▶ _Task item_:
Only the lines that hold "rest" should be in the answer, each copied from the data below.

▶ _Website and app data records_:
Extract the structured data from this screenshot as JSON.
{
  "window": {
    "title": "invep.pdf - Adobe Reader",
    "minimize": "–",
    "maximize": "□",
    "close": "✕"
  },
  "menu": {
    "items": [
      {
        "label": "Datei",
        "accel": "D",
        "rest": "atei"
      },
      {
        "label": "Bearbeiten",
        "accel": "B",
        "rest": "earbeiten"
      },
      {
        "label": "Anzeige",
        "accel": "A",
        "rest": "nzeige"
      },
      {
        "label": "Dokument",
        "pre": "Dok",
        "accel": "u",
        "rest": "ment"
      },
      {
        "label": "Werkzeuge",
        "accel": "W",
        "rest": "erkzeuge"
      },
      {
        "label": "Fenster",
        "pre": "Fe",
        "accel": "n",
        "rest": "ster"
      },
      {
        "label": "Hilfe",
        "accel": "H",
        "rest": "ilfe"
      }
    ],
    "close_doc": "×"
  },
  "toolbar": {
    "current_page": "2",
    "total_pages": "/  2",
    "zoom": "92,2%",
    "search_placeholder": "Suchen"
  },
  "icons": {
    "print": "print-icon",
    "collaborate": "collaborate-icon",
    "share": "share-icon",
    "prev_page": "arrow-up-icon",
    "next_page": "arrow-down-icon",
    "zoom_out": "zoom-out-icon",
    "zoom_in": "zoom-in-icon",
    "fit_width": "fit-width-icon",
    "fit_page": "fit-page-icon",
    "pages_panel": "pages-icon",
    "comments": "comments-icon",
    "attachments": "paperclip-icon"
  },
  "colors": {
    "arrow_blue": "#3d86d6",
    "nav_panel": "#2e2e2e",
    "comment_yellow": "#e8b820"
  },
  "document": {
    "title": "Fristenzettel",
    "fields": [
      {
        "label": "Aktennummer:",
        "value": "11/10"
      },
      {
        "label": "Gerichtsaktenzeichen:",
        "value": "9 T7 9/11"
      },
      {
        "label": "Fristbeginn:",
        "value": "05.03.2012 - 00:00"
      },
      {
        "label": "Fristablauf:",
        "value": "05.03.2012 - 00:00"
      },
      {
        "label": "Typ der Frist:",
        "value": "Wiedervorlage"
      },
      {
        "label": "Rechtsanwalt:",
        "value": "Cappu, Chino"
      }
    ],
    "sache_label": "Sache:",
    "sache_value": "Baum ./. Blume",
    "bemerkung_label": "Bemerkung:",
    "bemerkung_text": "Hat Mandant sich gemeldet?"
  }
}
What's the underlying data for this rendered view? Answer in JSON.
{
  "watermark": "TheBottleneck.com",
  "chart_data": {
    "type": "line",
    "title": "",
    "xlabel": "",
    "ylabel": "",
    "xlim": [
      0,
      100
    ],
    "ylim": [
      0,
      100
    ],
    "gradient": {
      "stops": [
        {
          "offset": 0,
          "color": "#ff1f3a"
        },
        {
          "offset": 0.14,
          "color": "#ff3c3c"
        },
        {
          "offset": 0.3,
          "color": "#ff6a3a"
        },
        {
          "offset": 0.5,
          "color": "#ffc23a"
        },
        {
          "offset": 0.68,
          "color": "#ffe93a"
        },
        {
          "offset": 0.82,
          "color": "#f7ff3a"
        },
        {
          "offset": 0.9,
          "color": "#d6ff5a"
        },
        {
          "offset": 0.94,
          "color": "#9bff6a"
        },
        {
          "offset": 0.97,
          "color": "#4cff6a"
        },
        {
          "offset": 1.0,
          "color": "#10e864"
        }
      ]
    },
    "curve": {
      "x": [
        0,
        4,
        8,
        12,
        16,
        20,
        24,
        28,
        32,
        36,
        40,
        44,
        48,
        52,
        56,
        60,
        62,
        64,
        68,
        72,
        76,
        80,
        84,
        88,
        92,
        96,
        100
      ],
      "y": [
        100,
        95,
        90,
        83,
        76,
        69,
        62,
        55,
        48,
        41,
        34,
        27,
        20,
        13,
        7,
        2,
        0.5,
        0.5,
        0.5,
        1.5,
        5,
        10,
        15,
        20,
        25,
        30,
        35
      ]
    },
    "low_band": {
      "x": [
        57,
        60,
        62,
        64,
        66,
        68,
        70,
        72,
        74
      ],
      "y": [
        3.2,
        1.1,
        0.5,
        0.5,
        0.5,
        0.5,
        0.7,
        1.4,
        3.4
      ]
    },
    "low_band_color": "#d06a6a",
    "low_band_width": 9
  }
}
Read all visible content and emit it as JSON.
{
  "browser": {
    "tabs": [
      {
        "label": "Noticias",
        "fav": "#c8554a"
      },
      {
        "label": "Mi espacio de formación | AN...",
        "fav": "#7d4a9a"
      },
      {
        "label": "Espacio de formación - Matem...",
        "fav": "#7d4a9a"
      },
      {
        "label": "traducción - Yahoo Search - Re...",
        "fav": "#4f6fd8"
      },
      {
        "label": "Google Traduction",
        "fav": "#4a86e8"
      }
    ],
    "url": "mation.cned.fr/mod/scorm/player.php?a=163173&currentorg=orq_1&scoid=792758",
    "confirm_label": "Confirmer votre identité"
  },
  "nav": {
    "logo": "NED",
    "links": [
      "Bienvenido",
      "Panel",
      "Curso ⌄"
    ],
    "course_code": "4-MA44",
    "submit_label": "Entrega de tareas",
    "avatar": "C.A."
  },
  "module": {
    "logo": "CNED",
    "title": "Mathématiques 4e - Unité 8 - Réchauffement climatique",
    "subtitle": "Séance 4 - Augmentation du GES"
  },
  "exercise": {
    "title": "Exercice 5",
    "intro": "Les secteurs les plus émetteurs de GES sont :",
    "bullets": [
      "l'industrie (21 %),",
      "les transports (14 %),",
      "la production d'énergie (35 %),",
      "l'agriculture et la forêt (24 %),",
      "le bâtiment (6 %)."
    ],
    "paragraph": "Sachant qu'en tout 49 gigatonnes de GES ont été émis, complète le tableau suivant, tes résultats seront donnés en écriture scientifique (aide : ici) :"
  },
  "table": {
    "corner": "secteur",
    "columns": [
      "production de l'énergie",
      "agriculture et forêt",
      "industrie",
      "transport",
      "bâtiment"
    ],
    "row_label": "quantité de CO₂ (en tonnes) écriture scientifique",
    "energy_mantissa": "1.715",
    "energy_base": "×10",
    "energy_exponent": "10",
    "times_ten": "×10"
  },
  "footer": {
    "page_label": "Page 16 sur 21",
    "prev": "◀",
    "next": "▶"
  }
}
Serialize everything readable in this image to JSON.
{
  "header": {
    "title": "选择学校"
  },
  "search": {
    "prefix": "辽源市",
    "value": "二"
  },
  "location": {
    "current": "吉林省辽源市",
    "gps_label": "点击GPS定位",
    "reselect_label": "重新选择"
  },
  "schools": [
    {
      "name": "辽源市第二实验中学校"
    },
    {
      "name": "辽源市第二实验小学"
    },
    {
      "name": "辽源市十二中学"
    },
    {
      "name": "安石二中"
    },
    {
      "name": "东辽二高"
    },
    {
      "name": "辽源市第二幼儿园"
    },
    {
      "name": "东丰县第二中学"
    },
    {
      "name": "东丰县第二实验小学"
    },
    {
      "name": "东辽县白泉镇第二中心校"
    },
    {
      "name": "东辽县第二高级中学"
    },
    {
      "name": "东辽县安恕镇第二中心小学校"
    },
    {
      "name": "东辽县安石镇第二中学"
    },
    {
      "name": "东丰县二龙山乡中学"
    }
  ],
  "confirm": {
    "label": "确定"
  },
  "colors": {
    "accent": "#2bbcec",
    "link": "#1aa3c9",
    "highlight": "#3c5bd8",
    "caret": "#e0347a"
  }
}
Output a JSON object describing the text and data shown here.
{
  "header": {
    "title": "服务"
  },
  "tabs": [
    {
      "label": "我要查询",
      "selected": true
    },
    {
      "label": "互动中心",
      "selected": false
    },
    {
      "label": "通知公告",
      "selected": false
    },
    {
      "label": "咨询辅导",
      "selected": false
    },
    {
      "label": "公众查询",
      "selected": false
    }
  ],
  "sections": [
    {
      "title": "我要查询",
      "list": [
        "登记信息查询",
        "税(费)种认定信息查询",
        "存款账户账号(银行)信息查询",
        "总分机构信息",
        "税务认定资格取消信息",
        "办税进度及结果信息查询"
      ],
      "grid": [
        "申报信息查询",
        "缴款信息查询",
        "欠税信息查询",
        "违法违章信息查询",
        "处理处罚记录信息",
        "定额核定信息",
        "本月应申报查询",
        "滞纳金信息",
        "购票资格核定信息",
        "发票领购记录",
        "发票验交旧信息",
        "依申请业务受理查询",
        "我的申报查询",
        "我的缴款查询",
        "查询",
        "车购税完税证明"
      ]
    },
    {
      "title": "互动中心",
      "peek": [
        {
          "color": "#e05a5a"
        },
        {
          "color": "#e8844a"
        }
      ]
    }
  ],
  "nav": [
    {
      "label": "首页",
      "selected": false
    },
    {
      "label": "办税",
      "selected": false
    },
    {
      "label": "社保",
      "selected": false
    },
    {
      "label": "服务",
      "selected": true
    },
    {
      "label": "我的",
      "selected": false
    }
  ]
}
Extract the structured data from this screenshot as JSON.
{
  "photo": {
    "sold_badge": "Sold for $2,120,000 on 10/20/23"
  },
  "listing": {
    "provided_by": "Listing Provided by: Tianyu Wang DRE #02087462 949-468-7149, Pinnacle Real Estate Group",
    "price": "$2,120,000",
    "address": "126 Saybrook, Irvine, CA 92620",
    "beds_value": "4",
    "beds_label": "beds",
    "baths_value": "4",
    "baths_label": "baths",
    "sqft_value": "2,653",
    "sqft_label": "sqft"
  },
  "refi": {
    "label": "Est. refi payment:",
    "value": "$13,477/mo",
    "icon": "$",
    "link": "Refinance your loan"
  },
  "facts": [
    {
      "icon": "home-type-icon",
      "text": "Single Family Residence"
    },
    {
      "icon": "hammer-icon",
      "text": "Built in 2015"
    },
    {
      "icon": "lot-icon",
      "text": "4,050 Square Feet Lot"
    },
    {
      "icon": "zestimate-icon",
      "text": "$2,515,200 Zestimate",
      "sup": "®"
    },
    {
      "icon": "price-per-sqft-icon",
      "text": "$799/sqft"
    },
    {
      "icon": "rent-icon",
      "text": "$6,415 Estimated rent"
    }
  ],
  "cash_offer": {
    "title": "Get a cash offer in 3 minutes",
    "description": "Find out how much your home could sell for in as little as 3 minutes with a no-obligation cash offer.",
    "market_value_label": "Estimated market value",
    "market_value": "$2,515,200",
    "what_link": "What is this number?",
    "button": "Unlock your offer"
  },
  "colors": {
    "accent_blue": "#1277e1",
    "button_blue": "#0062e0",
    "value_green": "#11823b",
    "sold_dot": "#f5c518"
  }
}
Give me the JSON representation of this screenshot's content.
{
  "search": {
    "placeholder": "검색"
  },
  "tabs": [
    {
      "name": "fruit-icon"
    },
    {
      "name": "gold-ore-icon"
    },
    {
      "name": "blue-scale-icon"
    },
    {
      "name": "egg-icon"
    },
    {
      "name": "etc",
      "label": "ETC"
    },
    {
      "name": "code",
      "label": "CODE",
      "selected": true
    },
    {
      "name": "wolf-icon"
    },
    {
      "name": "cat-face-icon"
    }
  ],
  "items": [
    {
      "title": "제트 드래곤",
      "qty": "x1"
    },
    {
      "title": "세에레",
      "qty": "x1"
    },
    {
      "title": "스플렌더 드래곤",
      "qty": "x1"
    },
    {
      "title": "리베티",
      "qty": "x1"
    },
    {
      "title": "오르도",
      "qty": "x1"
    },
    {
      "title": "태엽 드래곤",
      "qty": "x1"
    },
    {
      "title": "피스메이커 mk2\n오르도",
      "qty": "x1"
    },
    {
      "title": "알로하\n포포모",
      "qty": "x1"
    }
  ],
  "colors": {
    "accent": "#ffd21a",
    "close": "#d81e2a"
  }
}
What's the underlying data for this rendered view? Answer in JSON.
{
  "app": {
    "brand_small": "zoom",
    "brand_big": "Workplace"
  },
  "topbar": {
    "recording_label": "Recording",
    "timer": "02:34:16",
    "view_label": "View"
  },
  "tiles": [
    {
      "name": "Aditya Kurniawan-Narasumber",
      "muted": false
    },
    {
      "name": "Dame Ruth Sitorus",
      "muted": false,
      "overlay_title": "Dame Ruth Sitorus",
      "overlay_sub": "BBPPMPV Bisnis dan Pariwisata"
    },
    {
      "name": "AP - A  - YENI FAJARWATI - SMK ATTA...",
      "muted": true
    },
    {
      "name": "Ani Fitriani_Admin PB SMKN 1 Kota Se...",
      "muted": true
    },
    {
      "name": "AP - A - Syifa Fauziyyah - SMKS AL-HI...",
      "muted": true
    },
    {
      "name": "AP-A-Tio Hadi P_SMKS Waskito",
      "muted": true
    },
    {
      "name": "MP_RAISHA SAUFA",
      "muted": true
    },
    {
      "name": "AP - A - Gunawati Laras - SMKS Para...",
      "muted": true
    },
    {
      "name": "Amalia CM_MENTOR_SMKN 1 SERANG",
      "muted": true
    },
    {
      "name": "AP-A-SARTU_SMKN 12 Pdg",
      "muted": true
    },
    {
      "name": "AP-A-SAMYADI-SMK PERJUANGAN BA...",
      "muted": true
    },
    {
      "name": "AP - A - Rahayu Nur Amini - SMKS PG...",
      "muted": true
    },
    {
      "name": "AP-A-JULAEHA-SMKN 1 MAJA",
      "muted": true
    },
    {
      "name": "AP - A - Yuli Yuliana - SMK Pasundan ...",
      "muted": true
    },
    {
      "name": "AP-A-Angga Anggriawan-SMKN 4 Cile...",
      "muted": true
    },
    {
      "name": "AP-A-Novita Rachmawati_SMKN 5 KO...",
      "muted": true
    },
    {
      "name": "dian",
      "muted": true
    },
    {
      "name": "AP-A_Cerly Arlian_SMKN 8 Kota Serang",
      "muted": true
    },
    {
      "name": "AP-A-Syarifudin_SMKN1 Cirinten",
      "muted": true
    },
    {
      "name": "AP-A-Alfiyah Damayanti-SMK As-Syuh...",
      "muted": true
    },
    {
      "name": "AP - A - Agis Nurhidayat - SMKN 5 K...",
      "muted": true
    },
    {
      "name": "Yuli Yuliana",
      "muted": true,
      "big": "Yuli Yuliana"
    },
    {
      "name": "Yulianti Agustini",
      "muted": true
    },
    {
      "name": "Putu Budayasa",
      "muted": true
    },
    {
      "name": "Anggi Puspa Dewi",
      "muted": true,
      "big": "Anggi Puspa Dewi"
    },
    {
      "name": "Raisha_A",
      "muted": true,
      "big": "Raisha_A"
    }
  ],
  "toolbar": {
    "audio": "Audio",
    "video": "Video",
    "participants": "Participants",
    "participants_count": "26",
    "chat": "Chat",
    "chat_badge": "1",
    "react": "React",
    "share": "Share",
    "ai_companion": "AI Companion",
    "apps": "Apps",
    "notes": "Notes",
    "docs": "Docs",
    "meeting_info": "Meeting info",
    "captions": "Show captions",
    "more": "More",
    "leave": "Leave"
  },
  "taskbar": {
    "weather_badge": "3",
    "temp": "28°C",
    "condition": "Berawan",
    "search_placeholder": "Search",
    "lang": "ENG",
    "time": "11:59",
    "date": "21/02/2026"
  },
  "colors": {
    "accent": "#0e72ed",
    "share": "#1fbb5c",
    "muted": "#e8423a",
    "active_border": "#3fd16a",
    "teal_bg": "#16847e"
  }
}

▶ _Exercise response_:
        "rest": "atei"
        "rest": "earbeiten"
        "rest": "nzeige"
        "rest": "ment"
        "rest": "erkzeuge"
        "rest": "ster"
        "rest": "ilfe"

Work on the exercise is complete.